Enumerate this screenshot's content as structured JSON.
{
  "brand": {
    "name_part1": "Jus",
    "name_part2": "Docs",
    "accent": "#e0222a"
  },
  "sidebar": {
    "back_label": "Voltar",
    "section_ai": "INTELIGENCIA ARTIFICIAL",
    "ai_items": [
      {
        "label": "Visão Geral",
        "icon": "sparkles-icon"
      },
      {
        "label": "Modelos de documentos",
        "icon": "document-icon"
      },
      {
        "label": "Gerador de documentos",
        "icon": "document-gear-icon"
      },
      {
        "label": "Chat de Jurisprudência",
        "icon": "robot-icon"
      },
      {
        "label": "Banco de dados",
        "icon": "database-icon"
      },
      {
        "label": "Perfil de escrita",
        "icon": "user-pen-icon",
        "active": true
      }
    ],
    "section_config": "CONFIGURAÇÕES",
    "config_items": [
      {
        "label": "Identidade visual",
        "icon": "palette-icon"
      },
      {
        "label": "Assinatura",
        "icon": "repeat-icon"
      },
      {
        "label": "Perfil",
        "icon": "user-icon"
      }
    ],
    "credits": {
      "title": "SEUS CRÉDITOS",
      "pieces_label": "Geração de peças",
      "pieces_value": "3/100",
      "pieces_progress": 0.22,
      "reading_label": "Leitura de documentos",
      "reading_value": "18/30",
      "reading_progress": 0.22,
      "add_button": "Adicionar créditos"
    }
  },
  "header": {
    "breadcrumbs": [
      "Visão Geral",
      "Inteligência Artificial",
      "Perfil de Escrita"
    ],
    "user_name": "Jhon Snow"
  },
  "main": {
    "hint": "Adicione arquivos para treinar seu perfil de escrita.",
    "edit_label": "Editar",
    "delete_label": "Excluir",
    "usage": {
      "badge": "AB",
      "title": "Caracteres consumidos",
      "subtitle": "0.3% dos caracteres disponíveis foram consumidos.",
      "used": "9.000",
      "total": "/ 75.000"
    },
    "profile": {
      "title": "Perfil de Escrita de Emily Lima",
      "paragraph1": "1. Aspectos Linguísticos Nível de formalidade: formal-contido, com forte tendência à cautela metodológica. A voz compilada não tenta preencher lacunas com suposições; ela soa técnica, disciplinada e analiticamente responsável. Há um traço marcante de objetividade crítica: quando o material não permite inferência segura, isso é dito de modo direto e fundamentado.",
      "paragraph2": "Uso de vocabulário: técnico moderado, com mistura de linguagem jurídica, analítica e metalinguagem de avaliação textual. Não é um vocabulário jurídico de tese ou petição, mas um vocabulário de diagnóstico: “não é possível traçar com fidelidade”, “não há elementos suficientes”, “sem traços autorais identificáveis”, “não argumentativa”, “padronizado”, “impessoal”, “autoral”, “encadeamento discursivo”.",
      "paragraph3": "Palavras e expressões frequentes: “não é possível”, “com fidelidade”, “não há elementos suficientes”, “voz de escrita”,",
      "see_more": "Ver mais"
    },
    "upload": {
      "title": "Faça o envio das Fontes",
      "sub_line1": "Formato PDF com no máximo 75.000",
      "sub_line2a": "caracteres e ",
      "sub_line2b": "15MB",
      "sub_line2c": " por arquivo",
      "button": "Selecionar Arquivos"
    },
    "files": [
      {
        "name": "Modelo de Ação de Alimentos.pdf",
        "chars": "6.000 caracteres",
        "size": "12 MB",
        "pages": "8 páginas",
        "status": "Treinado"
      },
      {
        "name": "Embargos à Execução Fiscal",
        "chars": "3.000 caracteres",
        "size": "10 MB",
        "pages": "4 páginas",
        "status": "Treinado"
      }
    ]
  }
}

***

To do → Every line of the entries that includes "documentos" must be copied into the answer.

Written reply →
        "label": "Modelos de documentos",
        "label": "Gerador de documentos",
      "reading_label": "Leitura de documentos",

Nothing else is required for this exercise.